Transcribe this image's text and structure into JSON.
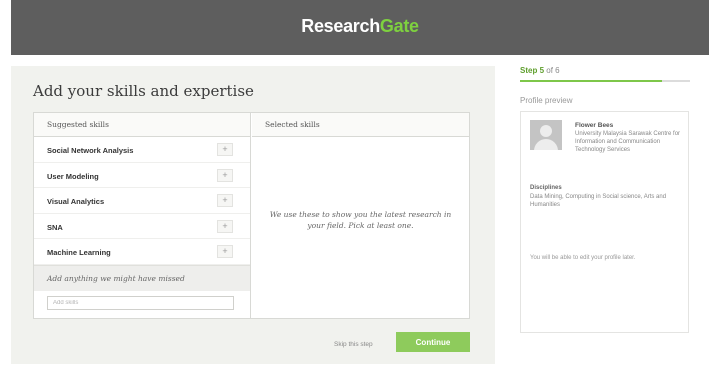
{
  "header": {
    "logo_primary": "Research",
    "logo_accent": "Gate"
  },
  "main": {
    "title": "Add your skills and expertise",
    "suggested_heading": "Suggested skills",
    "selected_heading": "Selected skills",
    "skills": [
      {
        "label": "Social Network Analysis",
        "add": "+"
      },
      {
        "label": "User Modeling",
        "add": "+"
      },
      {
        "label": "Visual Analytics",
        "add": "+"
      },
      {
        "label": "SNA",
        "add": "+"
      },
      {
        "label": "Machine Learning",
        "add": "+"
      }
    ],
    "missed_text": "Add anything we might have missed",
    "add_placeholder": "Add skills",
    "selected_hint": "We use these to show you the latest research in your field. Pick at least one.",
    "skip_label": "Skip this step",
    "continue_label": "Continue"
  },
  "sidebar": {
    "step_prefix": "Step",
    "step_current": "5",
    "step_suffix": "of 6",
    "progress_fraction": 0.833,
    "preview_title": "Profile preview",
    "profile": {
      "name": "Flower Bees",
      "affiliation": "University Malaysia Sarawak Centre for Information and Communication Technology Services",
      "disciplines_label": "Disciplines",
      "disciplines": "Data Mining, Computing in Social science, Arts and Humanities",
      "edit_note": "You will be able to edit your profile later."
    }
  },
  "colors": {
    "brand_green": "#7ed13f",
    "header_gray": "#5e5e5e",
    "continue_green": "#8ecb5c"
  },
  "icons": {
    "add": "plus-icon",
    "avatar": "user-silhouette-icon"
  }
}
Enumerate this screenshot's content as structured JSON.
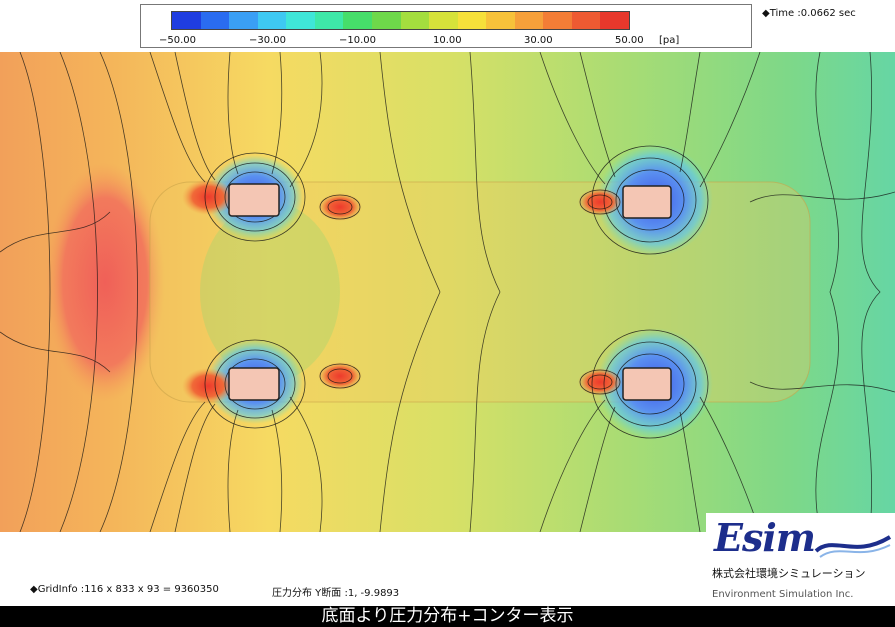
{
  "legend": {
    "colors": [
      "#1f3de0",
      "#2a6cf0",
      "#3a9ff5",
      "#3ec9f2",
      "#3fe6d8",
      "#3ee8a8",
      "#46de6a",
      "#6ed84a",
      "#a4de3e",
      "#d6e23a",
      "#f6e03a",
      "#f7c23a",
      "#f6a03a",
      "#f37d36",
      "#ee5a32",
      "#e8382c"
    ],
    "tick_labels": [
      "−50.00",
      "−30.00",
      "−10.00",
      "10.00",
      "30.00",
      "50.00"
    ],
    "unit": "[pa]"
  },
  "time_label": "◆Time :0.0662  sec",
  "grid_info": "◆GridInfo :116 x 833 x 93 = 9360350",
  "section_label": "圧力分布 Y断面 :1,  -9.9893",
  "logo": {
    "word": "Esim",
    "japanese": "株式会社環境シミュレーション",
    "english": "Environment Simulation Inc."
  },
  "subtitle": "底面より圧力分布+コンター表示"
}
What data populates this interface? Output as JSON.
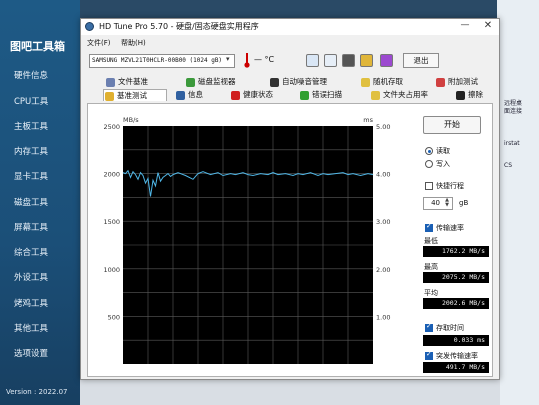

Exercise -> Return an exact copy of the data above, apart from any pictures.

Written reply ->
Transcribe this image's text and structure into JSON.
{
  "header": {
    "logo_primary": "Research",
    "logo_accent": "Gate"
  },
  "main": {
    "title": "Add your skills and expertise",
    "suggested_heading": "Suggested skills",
    "selected_heading": "Selected skills",
    "skills": [
      {
        "label": "Social Network Analysis",
        "add": "+"
      },
      {
        "label": "User Modeling",
        "add": "+"
      },
      {
        "label": "Visual Analytics",
        "add": "+"
      },
      {
        "label": "SNA",
        "add": "+"
      },
      {
        "label": "Machine Learning",
        "add": "+"
      }
    ],
    "missed_text": "Add anything we might have missed",
    "add_placeholder": "Add skills",
    "selected_hint": "We use these to show you the latest research in your field. Pick at least one.",
    "skip_label": "Skip this step",
    "continue_label": "Continue"
  },
  "sidebar": {
    "step_prefix": "Step",
    "step_current": "5",
    "step_suffix": "of 6",
    "progress_fraction": 0.833,
    "preview_title": "Profile preview",
    "profile": {
      "name": "Flower Bees",
      "affiliation": "University Malaysia Sarawak Centre for Information and Communication Technology Services",
      "disciplines_label": "Disciplines",
      "disciplines": "Data Mining, Computing in Social science, Arts and Humanities",
      "edit_note": "You will be able to edit your profile later."
    }
  },
  "colors": {
    "brand_green": "#7ed13f",
    "header_gray": "#5e5e5e",
    "continue_green": "#8ecb5c"
  },
  "icons": {
    "add": "plus-icon",
    "avatar": "user-silhouette-icon"
  }
}
Enumerate this screenshot's content as structured JSON.
{
  "legend": {
    "colors": [
      "#1f3de0",
      "#2a6cf0",
      "#3a9ff5",
      "#3ec9f2",
      "#3fe6d8",
      "#3ee8a8",
      "#46de6a",
      "#6ed84a",
      "#a4de3e",
      "#d6e23a",
      "#f6e03a",
      "#f7c23a",
      "#f6a03a",
      "#f37d36",
      "#ee5a32",
      "#e8382c"
    ],
    "tick_labels": [
      "−50.00",
      "−30.00",
      "−10.00",
      "10.00",
      "30.00",
      "50.00"
    ],
    "unit": "[pa]"
  },
  "time_label": "◆Time :0.0662  sec",
  "grid_info": "◆GridInfo :116 x 833 x 93 = 9360350",
  "section_label": "圧力分布 Y断面 :1,  -9.9893",
  "logo": {
    "word": "Esim",
    "japanese": "株式会社環境シミュレーション",
    "english": "Environment Simulation Inc."
  },
  "subtitle": "底面より圧力分布+コンター表示"
}
What data populates this interface? Output as JSON.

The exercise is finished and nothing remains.